What the task asks: Copy every line of the records below that holds the word "show".
______
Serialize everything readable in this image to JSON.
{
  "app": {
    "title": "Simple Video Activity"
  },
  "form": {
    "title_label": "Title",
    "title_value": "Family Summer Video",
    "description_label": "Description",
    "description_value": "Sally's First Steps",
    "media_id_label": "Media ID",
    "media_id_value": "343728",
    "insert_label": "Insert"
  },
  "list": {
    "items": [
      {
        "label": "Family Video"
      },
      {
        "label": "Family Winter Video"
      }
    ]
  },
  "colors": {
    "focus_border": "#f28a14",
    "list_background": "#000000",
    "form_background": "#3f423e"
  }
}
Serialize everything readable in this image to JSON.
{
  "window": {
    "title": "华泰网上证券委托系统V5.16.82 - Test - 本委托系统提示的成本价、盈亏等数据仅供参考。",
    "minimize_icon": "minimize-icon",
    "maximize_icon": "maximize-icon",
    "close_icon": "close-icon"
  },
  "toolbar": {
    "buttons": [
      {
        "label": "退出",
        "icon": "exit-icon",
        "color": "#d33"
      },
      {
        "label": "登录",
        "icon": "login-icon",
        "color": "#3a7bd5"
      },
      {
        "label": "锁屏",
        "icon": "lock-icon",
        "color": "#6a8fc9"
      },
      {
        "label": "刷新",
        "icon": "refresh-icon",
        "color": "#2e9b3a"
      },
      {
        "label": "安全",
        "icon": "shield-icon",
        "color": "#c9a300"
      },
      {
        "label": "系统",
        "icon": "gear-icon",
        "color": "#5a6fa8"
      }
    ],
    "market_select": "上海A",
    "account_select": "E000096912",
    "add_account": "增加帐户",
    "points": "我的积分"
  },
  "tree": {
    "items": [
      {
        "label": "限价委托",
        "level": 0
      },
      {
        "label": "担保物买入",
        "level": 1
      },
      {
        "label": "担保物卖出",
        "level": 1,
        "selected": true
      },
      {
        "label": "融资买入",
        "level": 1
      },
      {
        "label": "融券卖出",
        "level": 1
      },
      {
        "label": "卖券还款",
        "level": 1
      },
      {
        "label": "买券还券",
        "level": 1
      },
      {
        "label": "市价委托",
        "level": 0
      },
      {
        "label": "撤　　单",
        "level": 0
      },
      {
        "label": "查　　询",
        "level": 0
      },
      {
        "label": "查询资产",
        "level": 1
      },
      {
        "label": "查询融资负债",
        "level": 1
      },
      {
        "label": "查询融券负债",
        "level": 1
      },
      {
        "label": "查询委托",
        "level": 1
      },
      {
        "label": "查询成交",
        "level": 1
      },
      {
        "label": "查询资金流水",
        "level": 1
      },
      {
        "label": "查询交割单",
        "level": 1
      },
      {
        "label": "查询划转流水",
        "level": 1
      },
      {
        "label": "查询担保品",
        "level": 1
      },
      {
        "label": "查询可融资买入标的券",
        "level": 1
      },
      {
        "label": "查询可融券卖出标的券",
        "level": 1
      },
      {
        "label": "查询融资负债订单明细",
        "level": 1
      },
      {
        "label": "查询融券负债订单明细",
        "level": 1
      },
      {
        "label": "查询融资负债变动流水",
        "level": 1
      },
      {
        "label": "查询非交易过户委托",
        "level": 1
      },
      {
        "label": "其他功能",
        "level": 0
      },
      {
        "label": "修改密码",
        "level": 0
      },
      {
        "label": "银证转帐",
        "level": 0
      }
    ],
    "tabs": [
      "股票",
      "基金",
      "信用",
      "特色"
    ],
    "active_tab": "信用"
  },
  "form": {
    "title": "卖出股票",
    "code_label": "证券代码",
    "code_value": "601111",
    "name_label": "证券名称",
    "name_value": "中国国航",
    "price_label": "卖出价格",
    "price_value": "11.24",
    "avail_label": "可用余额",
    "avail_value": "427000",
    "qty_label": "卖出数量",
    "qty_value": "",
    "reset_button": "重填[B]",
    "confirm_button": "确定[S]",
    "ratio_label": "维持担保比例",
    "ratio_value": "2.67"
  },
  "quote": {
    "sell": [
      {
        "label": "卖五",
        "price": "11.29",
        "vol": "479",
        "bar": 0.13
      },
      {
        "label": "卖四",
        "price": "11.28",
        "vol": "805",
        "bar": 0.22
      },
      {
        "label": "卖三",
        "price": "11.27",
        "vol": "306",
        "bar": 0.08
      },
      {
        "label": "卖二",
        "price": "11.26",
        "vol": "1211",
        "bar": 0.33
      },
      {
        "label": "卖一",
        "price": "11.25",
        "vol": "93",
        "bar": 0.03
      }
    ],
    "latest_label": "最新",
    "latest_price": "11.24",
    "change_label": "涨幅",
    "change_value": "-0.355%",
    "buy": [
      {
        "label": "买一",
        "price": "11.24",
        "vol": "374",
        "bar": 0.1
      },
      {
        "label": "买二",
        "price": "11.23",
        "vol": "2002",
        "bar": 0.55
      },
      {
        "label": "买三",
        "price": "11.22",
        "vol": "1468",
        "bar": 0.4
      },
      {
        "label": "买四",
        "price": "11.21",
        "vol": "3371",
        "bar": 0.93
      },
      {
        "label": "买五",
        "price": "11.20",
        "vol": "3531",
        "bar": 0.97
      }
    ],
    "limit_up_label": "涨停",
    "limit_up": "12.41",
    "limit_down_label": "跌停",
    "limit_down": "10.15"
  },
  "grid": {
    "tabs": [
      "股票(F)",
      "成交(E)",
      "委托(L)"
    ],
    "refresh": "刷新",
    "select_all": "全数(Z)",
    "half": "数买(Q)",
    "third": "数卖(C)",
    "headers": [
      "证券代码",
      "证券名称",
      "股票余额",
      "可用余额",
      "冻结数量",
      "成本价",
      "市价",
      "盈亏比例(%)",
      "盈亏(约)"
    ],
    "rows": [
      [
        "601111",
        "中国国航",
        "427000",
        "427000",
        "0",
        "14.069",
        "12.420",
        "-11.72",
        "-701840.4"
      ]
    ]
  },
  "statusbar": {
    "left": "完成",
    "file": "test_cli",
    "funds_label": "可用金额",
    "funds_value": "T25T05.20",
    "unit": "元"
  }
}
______
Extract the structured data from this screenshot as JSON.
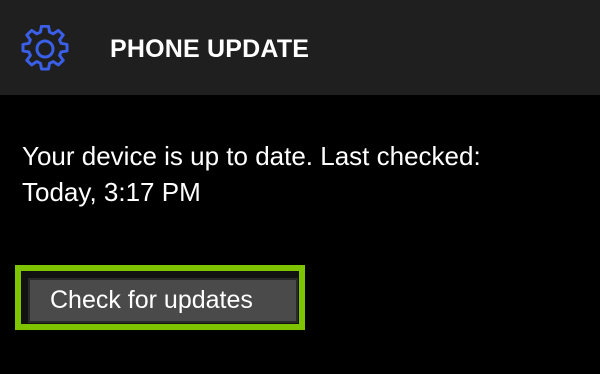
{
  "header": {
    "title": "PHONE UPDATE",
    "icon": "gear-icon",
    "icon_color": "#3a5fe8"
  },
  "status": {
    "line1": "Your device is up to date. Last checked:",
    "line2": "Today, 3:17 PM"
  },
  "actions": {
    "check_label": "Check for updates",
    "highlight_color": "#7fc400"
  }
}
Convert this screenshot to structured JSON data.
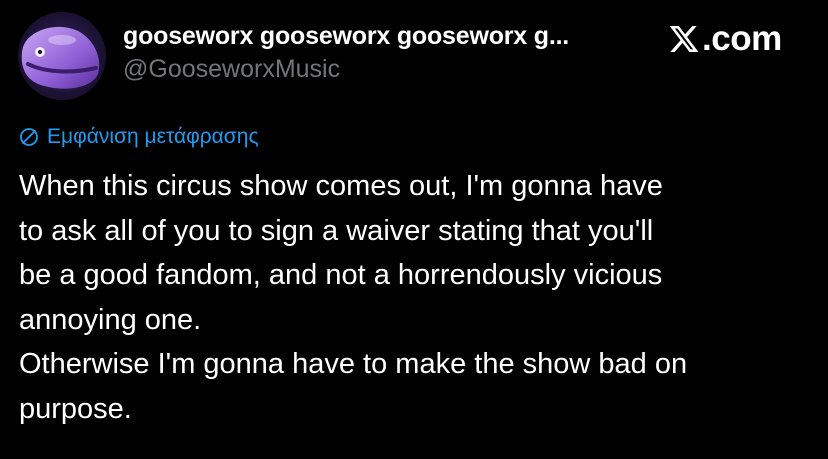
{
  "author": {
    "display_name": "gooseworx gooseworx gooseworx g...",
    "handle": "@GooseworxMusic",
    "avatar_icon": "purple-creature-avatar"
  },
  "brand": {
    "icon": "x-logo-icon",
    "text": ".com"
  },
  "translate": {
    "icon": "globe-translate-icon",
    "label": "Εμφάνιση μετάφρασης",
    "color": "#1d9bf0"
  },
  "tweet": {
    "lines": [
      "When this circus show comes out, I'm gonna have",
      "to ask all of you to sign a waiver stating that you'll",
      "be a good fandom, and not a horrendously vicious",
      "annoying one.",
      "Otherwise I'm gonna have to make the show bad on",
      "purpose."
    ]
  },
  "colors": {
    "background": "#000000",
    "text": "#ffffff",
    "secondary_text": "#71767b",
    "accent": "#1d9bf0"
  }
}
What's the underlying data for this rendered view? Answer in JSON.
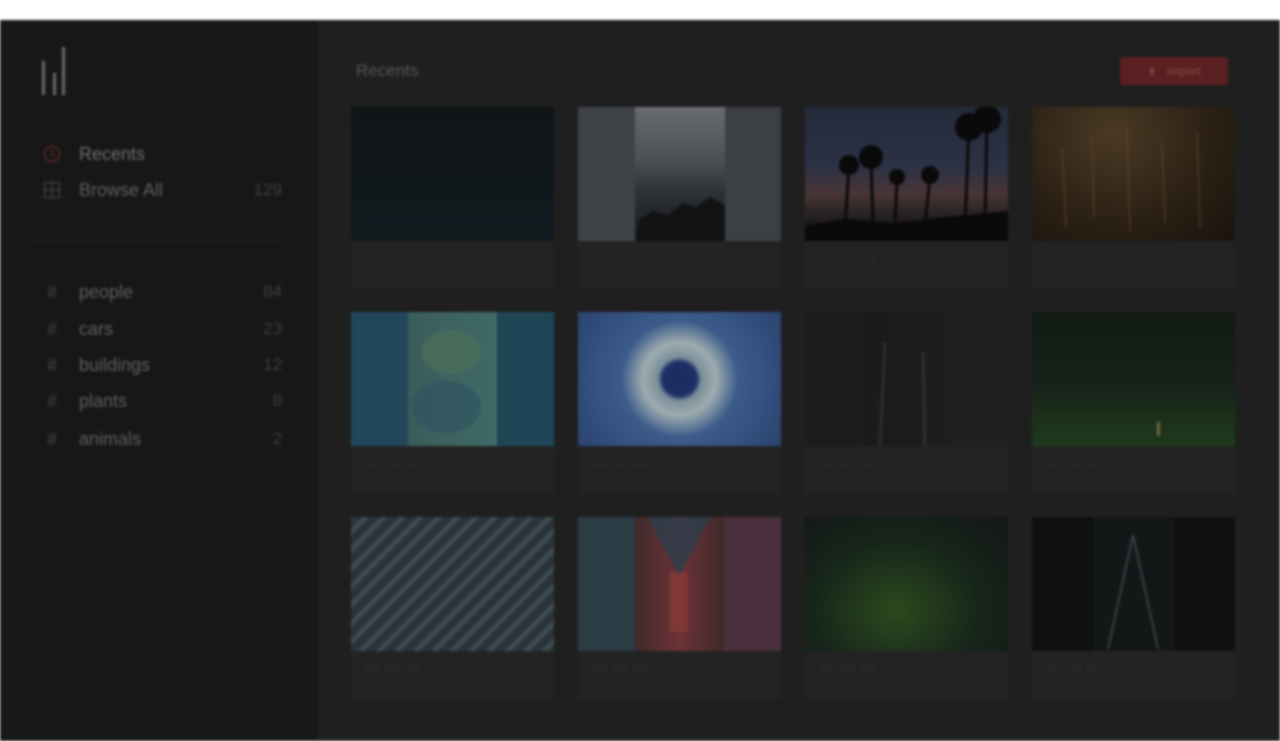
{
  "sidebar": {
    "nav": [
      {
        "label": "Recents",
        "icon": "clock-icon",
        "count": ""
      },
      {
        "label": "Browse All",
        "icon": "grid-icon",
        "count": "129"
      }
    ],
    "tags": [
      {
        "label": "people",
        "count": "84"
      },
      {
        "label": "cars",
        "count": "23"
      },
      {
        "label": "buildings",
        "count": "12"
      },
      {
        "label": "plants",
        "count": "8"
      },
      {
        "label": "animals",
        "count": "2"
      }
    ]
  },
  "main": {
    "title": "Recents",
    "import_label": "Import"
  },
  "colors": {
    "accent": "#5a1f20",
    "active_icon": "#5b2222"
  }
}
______
Solution to the exercise:
      "When this circus show comes out, I'm gonna have",
      "Otherwise I'm gonna have to make the show bad on",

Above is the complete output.